Start of Exercise input

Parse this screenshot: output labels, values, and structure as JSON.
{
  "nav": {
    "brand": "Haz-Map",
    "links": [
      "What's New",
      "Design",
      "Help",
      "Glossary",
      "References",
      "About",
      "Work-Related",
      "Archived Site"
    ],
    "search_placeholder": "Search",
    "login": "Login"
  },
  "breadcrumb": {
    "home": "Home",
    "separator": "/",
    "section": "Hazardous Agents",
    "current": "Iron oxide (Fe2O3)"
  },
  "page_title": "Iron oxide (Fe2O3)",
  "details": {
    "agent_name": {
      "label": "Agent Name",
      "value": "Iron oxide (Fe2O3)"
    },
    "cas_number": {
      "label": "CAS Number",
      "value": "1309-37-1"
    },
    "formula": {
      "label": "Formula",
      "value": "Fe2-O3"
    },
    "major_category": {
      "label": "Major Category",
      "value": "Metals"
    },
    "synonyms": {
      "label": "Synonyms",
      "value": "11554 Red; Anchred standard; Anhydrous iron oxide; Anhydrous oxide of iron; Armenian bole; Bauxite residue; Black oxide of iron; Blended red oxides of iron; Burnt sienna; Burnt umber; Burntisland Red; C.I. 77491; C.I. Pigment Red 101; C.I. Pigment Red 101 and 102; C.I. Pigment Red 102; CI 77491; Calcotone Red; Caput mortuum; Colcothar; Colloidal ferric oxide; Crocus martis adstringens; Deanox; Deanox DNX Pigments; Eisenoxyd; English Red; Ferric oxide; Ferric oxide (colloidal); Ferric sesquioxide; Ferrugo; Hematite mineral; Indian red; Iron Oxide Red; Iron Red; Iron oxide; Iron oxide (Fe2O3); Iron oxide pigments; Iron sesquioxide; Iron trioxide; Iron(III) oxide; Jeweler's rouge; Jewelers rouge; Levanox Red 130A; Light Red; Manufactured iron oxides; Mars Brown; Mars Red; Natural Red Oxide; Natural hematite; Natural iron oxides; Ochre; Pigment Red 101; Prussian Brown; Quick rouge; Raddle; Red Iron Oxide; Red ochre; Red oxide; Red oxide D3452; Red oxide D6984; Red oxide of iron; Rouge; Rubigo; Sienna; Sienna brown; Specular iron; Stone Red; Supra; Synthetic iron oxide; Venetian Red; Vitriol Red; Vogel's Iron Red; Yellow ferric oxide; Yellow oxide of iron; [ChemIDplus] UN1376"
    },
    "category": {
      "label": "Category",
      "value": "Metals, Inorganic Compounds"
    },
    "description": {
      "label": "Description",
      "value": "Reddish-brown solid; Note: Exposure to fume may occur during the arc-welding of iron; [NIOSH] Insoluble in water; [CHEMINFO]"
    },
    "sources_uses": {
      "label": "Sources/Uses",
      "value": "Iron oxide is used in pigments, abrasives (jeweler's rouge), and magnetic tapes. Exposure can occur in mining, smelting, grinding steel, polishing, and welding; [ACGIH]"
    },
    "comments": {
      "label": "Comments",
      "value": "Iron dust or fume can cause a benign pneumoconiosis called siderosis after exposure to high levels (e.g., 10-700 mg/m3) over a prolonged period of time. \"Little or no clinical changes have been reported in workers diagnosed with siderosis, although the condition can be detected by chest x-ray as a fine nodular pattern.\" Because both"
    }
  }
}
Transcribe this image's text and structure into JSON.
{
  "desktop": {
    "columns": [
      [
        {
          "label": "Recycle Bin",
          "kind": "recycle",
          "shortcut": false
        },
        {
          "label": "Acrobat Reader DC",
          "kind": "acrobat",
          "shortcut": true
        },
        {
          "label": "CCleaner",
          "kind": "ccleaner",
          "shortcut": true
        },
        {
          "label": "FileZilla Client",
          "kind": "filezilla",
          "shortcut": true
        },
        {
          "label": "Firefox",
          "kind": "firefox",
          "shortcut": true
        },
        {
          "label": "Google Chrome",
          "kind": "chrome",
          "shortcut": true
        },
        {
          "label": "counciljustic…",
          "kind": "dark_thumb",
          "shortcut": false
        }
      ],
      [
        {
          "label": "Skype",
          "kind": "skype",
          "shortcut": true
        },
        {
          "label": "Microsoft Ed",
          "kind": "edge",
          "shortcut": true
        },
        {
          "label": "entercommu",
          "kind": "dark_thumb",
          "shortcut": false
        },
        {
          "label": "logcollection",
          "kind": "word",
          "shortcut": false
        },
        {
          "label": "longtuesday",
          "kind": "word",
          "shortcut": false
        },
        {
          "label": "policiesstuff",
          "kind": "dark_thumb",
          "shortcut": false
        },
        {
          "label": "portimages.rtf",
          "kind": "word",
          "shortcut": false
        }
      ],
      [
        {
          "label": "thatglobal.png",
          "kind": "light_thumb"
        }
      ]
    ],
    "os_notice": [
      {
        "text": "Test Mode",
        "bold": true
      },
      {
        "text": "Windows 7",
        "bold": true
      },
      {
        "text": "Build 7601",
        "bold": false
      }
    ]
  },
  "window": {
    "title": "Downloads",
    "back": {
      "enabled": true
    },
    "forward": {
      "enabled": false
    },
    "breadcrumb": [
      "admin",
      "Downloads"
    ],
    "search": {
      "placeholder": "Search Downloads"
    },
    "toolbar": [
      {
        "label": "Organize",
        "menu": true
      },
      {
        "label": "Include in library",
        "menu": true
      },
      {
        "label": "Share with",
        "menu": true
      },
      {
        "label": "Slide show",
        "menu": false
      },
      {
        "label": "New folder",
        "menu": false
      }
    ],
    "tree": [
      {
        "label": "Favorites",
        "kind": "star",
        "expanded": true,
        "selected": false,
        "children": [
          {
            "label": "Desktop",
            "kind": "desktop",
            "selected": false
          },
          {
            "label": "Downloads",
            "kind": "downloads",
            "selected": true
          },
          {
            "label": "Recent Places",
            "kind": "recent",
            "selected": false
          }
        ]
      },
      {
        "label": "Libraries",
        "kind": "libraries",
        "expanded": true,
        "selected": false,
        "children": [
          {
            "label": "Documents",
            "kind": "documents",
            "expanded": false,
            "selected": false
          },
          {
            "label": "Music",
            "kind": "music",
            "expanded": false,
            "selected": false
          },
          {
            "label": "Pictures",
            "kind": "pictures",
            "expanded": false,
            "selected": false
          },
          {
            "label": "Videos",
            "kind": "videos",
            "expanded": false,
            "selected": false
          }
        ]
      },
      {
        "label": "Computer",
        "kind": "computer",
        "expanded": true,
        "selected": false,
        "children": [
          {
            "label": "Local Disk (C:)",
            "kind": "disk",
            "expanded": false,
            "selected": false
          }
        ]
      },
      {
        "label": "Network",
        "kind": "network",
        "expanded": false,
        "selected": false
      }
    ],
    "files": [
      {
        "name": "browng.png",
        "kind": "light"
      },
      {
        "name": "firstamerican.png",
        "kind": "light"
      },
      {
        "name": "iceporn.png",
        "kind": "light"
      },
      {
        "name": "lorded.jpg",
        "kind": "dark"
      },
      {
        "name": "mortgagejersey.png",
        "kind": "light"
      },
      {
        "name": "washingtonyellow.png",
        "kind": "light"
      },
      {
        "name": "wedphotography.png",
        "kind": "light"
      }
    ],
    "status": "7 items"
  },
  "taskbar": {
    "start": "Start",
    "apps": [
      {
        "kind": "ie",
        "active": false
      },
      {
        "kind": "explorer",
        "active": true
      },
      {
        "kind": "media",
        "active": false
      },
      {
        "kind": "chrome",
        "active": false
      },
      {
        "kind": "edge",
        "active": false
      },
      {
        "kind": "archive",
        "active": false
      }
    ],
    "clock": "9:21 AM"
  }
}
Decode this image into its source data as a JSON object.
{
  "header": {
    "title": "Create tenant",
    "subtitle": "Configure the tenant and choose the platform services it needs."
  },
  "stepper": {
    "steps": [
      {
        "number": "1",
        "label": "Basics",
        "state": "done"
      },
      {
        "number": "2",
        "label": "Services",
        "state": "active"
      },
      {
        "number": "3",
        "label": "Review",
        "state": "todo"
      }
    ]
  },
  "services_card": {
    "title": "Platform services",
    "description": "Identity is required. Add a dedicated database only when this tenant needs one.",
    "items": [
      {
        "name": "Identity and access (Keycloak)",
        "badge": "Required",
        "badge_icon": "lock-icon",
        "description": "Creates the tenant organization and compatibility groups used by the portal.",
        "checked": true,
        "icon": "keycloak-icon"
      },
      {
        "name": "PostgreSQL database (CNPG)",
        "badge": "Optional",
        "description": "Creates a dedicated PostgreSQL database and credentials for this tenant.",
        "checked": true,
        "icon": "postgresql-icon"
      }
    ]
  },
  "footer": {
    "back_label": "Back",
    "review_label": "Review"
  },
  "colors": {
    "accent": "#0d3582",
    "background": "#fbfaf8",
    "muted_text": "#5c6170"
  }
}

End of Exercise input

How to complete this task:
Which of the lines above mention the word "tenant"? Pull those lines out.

Finished exercise:
    "title": "Create tenant",
    "subtitle": "Configure the tenant and choose the platform services it needs."
    "description": "Identity is required. Add a dedicated database only when this tenant needs one.",
        "description": "Creates the tenant organization and compatibility groups used by the portal.",
        "description": "Creates a dedicated PostgreSQL database and credentials for this tenant.",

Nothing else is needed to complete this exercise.